  2. Erin says:

    Thanks for this. Time for me to start sending out my work again!

  3. Chere Hagopian says:

    Wow, what a great philosophy! I think I’ll stop trying to avoid pain at all costs and go for it more. Thanks!!

  4. Great encouragement for any of us who write. Instead of trying to stay safe and be perfect, much better to go full out and suffer the bumps than never challenge ourselves and learn. Thank you for the reminder.

  5. Great article, Colleen. Came at the right time for me.
    I reached for the moon and submitted to Modern Love in the New York Times. Today, the piece was rejected in a kind way.
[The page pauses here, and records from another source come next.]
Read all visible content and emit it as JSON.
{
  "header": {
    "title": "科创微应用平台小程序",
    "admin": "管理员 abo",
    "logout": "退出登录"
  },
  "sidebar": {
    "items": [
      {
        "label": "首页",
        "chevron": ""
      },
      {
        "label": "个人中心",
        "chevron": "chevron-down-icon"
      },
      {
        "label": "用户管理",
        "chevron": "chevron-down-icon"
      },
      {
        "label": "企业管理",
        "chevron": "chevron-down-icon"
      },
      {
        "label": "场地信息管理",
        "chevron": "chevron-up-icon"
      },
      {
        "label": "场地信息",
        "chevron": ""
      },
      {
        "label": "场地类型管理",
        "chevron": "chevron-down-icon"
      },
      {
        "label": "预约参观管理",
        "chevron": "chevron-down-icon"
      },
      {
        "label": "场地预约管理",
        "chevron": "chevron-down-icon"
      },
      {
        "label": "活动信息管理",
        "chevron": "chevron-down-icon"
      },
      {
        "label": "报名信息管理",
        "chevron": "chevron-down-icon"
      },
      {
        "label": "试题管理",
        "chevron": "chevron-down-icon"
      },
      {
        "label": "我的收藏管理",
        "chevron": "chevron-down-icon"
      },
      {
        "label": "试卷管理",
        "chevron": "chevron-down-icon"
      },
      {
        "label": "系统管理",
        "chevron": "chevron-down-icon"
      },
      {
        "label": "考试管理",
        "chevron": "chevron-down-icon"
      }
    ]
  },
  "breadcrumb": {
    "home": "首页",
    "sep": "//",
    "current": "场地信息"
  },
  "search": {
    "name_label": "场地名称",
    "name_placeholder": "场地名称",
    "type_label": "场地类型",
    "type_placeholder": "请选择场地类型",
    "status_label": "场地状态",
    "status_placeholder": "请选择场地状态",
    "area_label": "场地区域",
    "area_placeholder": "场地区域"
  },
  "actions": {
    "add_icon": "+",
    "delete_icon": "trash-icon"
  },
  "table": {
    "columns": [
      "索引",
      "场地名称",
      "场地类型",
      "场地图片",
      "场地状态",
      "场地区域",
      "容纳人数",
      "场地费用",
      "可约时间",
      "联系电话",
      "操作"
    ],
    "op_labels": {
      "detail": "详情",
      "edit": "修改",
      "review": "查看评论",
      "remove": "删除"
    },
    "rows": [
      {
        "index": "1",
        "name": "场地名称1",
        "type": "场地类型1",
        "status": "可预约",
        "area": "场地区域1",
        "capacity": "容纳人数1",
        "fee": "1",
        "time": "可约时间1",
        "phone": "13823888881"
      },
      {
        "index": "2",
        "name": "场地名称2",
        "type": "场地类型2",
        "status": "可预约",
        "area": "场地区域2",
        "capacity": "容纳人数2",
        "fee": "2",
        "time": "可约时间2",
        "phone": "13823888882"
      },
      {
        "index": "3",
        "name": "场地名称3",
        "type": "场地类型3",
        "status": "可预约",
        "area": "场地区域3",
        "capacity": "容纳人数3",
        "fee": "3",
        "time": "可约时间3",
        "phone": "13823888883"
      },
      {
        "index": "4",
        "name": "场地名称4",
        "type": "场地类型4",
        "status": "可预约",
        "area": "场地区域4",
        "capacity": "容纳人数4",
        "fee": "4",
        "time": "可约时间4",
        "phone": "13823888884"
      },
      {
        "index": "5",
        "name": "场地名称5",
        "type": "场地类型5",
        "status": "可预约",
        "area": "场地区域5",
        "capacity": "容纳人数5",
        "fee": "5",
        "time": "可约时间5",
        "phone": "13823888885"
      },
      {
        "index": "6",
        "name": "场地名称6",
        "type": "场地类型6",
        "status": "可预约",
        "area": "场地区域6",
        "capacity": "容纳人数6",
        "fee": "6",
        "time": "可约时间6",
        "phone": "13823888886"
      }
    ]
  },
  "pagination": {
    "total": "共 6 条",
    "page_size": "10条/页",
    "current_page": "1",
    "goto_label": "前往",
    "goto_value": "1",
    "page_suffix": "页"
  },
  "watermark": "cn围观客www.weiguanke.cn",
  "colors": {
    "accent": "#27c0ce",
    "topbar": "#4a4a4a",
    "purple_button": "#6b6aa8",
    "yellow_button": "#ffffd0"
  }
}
I wasn’t surprised, but it still hurts. Now to decide the next place to submit the piece because I worked extra hard on it, had an editor read it, and think it’s worthy of going somewhere. Not my first choice, but somewhere. And also a decision about what to submit next to Modern Love.
    I’m also struggling with finding the thread into my next book. I’m doing lots of reading and a few writing experiments. Gotta be willing to fail and toss it in the recycle bin. I’ve learned a lot about that in the last five years.
    Thanks again.

  6. Great advice, and I love the photos. Thanks for the encouragement as I wait to hear back from submissions.